Our mothers are fed and bathed, caressed, cajoled and consoled, by the strong hands of foreign-born women. And that says something significant about the changing nature of immigration in contemporary America. We are living through a historic shift that has been called the “feminization of immigration.” In every year since 1993, women have accounted for a majority of the legal newcomers to this country, and today just about half of all foreign-born Americans are female.

Moreover, these women are not just passive dependents following their male relatives. Increasingly, they are independent figures, migrating on their own for economic and social reasons. As sociologist Susan C. Pearce has written, “Immigrant women today are more likely than in the past to be single, to have few children, and to join the labor force.”

Critics of immigration often focus on the rare examples of violent newcomers — criminals, gang members, terrorists — to smear everyone who comes to this country with a dark skin and a strange accent. As one woman, protesting the construction of a mosque in Tennessee, shouted, “We are at war with these people.”

No. We are not.

The foreign-born nurses and caregivers far outnumber the plotters and gangsters but get far less publicity.

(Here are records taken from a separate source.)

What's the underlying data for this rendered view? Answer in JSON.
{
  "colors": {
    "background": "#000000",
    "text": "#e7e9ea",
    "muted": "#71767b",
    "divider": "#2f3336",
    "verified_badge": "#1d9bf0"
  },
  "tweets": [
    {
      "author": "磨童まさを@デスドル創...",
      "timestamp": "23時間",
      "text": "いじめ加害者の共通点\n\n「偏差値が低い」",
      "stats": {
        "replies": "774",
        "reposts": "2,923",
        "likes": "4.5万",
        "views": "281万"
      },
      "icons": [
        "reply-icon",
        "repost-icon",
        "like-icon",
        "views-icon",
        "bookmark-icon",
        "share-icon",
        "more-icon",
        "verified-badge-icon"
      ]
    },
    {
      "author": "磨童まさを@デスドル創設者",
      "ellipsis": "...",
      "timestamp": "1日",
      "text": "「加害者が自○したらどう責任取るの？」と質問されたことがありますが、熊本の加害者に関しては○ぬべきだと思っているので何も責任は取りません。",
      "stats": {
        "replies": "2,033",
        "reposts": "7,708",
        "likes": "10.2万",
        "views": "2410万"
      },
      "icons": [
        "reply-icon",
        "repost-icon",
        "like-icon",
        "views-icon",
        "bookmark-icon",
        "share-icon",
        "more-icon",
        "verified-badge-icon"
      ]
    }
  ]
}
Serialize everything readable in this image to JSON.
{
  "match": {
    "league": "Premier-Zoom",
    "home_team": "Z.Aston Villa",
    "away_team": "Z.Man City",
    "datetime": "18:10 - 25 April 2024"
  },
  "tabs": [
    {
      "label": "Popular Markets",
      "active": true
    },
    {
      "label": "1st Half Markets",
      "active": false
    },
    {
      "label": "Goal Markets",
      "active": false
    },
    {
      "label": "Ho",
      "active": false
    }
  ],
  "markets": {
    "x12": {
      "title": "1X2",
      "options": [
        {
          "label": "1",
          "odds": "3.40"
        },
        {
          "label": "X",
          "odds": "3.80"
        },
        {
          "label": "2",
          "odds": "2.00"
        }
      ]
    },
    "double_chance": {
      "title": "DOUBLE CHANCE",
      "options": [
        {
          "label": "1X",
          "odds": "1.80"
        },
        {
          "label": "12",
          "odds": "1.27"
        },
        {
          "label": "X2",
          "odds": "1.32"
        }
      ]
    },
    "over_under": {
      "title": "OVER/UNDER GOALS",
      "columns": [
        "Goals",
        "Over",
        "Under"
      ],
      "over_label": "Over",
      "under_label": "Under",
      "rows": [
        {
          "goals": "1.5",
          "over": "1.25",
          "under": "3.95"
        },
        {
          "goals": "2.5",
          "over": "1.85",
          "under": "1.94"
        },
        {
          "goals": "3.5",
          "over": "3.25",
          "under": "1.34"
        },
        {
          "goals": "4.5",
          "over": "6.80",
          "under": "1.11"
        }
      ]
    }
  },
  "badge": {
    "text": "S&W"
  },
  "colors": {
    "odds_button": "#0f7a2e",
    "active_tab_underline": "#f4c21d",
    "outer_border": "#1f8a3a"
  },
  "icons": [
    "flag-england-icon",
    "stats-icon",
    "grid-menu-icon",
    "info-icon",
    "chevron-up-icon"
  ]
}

They just do their work, behind the scenes, patient by patient, and we’re a far richer nation because they are here.

It’s a cliche that immigrants “do jobs that Americans won’t do.” The usual examples are male-dominated trades like construction and landscaping, but that misses an important point. Yes, many foreigner-born workers cut our lawns, but they also care for our parents. In the next 20 years, the over-65 population will exceed 70 million, almost one in five Americans, and immigrant caregivers will be more needed than ever.

The migration of younger, independent women is not just about income, it’s also about identity. The process of leaving home can free women from traditional social structures that dictate where they live, what they earn, and who they marry.

As Pearce wrote in a paper for the Immigration Policy Council: “Although changing gender roles have opened up new educational, professional and personal opportunities for women in many parts of the world, immigrant women often find the United States to be especially liberating in this regard when compared to their home countries.”

For his recent book on immigration, “From Every End of This Earth,” Steve interviewed Anya Plana, who was recruited in the Philippines to teach school in Texas. Back home, she said, “My identity was tied to my family name. Here I was free to have my own circle of friends, I could choose to be influenced by people or not.”

Immigrant women also have a major impact on the countries they leave behind. Remittances play a critical role in many developing countries, reaching $420 billion worldwide last year, according to the World Bank. Demographer Nancy V. Yinger has found that women stay more closely connected to relatives back home and therefore “tend to remit a larger portion of their earnings” than men do.

One woman who cares for Cokie’s mother helped build a house for her family in the Philippines. Alice Ingabire, a woman from Rwanda profiled in Steve’s book, did the same thing. From the day she arrived in America for college, and started cleaning professors’ homes to earn money, she sent half of her paycheck to her mother and sisters.

Immigrant women transmit ideas and attitudes as well as cash, in the form of “social remittances.” And these imports of information, says Yinger, “can lead to new gender norms” in traditional cultures that boost women’s health and economic status, and “promote human rights and gender equality.”

That’s all to the good. But right now we are most grateful to the hands, and hearts, of the immigrant women who make our mothers’ lives better. Every day.

Steve Roberts’ new book, “From Every End of This Earth” (HarperCollins), was published this fall. Steve and Cokie Roberts can be contacted by e-mail at